White labeling and private labeling are two similar but distinct concepts in the world of product branding and manufacturing.
White labeling refers to a manufacturing and branding arrangement in which a product is produced by one company and then sold by another company under its own brand name. In other words, the manufacturer produces a generic product and the seller rebrands it as their own. White-label products typically have less customization, but are more affordable and can be sold under the buyer’s brand.
Private labeling, on the other hand, is a manufacturing and branding arrangement in which a product is designed and manufactured specifically for one company under its own brand name. The manufacturer creates a product to the specifications of the private label owner and the resulting product is unique to that company. Private-label products typically have more customization, but can be more expensive.
Here are some of the key differences between white labeling and private labeling:
- Customization: Private label products are fully customizable and designed to meet the specific requirements of the brand. White-label products are generic, with limited customization options.
- Cost: White-label products are generally more affordable than private-label products because they are produced in larger quantities and are not designed to the exact specifications of a specific brand.
- Control: With private labeling, the brand has more control over the product design and manufacturing process, while with white labeling, the brand has less control and must work with the manufacturer’s existing product.
- Branding: With white labeling, the manufacturer’s brand name may still be present on the product packaging or labeling.

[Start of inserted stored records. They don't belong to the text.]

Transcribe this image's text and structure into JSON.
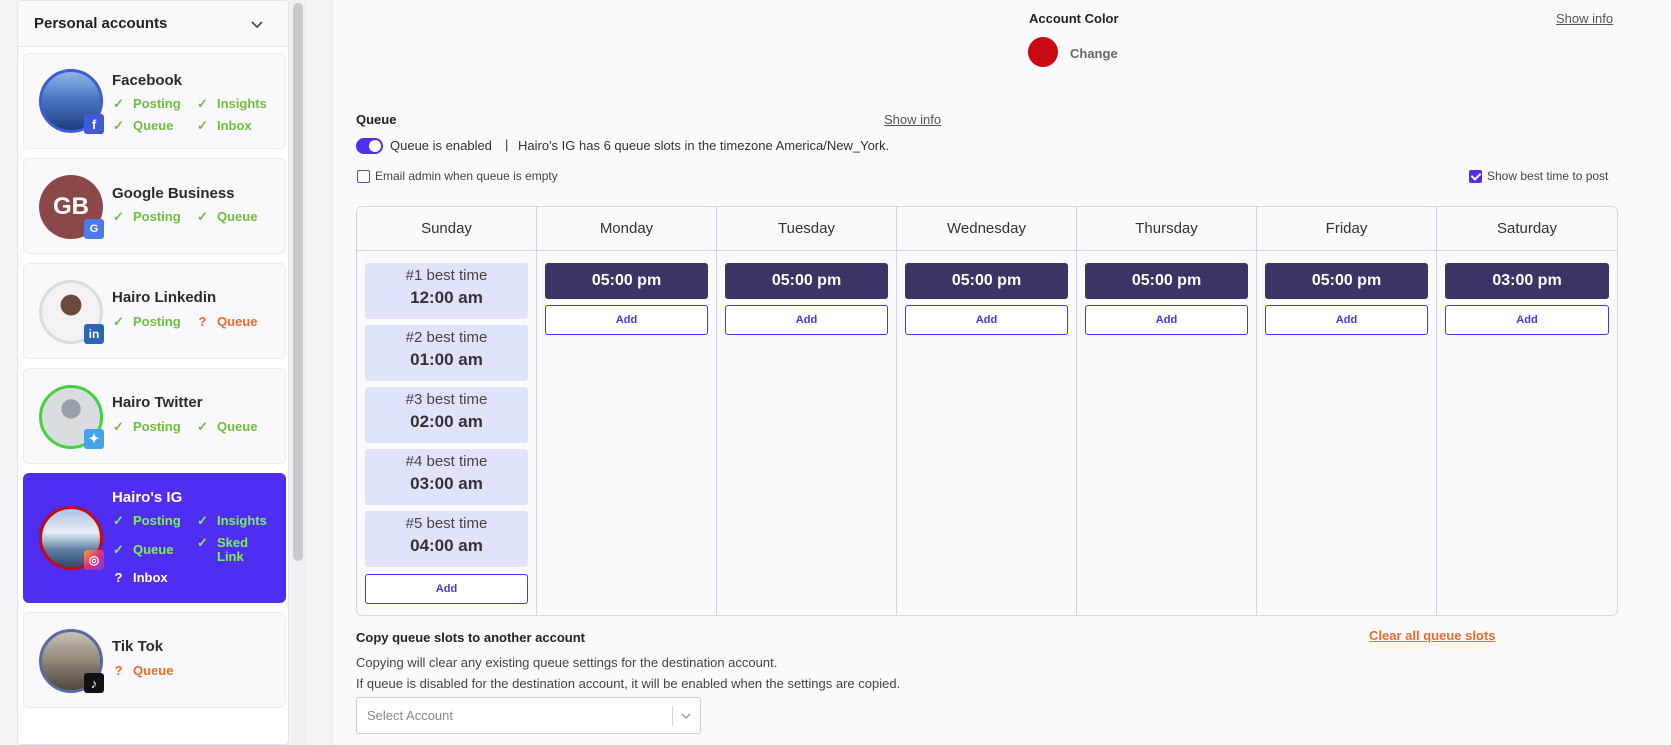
{
  "sidebar": {
    "section_title": "Personal accounts",
    "accounts": [
      {
        "name": "Facebook",
        "initials": "",
        "perms": [
          {
            "label": "Posting",
            "status": "ok"
          },
          {
            "label": "Insights",
            "status": "ok"
          },
          {
            "label": "Queue",
            "status": "ok"
          },
          {
            "label": "Inbox",
            "status": "ok"
          }
        ]
      },
      {
        "name": "Google Business",
        "initials": "GB",
        "perms": [
          {
            "label": "Posting",
            "status": "ok"
          },
          {
            "label": "Queue",
            "status": "ok"
          }
        ]
      },
      {
        "name": "Hairo Linkedin",
        "initials": "",
        "perms": [
          {
            "label": "Posting",
            "status": "ok"
          },
          {
            "label": "Queue",
            "status": "warn"
          }
        ]
      },
      {
        "name": "Hairo Twitter",
        "initials": "",
        "perms": [
          {
            "label": "Posting",
            "status": "ok"
          },
          {
            "label": "Queue",
            "status": "ok"
          }
        ]
      },
      {
        "name": "Hairo's IG",
        "initials": "",
        "perms": [
          {
            "label": "Posting",
            "status": "ok"
          },
          {
            "label": "Insights",
            "status": "ok"
          },
          {
            "label": "Queue",
            "status": "ok"
          },
          {
            "label": "Sked Link",
            "status": "ok"
          },
          {
            "label": "Inbox",
            "status": "warn"
          }
        ]
      },
      {
        "name": "Tik Tok",
        "initials": "",
        "perms": [
          {
            "label": "Queue",
            "status": "warn"
          }
        ]
      }
    ]
  },
  "account_color": {
    "label": "Account Color",
    "change_label": "Change",
    "color": "#c8090f",
    "show_info": "Show info"
  },
  "queue": {
    "label": "Queue",
    "show_info": "Show info",
    "enabled_label": "Queue is enabled",
    "separator": "|",
    "summary": "Hairo's IG has 6 queue slots in the timezone America/New_York.",
    "email_admin_label": "Email admin when queue is empty",
    "show_best_time_label": "Show best time to post",
    "add_label": "Add",
    "days": [
      {
        "name": "Sunday",
        "slots": [],
        "best_times": [
          {
            "label": "#1 best time",
            "time": "12:00 am"
          },
          {
            "label": "#2 best time",
            "time": "01:00 am"
          },
          {
            "label": "#3 best time",
            "time": "02:00 am"
          },
          {
            "label": "#4 best time",
            "time": "03:00 am"
          },
          {
            "label": "#5 best time",
            "time": "04:00 am"
          }
        ]
      },
      {
        "name": "Monday",
        "slots": [
          "05:00 pm"
        ],
        "best_times": []
      },
      {
        "name": "Tuesday",
        "slots": [
          "05:00 pm"
        ],
        "best_times": []
      },
      {
        "name": "Wednesday",
        "slots": [
          "05:00 pm"
        ],
        "best_times": []
      },
      {
        "name": "Thursday",
        "slots": [
          "05:00 pm"
        ],
        "best_times": []
      },
      {
        "name": "Friday",
        "slots": [
          "05:00 pm"
        ],
        "best_times": []
      },
      {
        "name": "Saturday",
        "slots": [
          "03:00 pm"
        ],
        "best_times": []
      }
    ]
  },
  "copy": {
    "title": "Copy queue slots to another account",
    "clear_all": "Clear all queue slots",
    "note1": "Copying will clear any existing queue settings for the destination account.",
    "note2": "If queue is disabled for the destination account, it will be enabled when the settings are copied.",
    "select_placeholder": "Select Account"
  },
  "colors": {
    "accent": "#4f2ef2",
    "slot_bg": "#3b3465",
    "ok": "#6fbf3c",
    "warn": "#f06a2a"
  }
}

With private labeling, the brand name is the only one that appears on the packaging.
In summary, while both white labeling and private labeling involve branding a product under a different company name, the key differences lie in the level of customization, cost, control, and branding.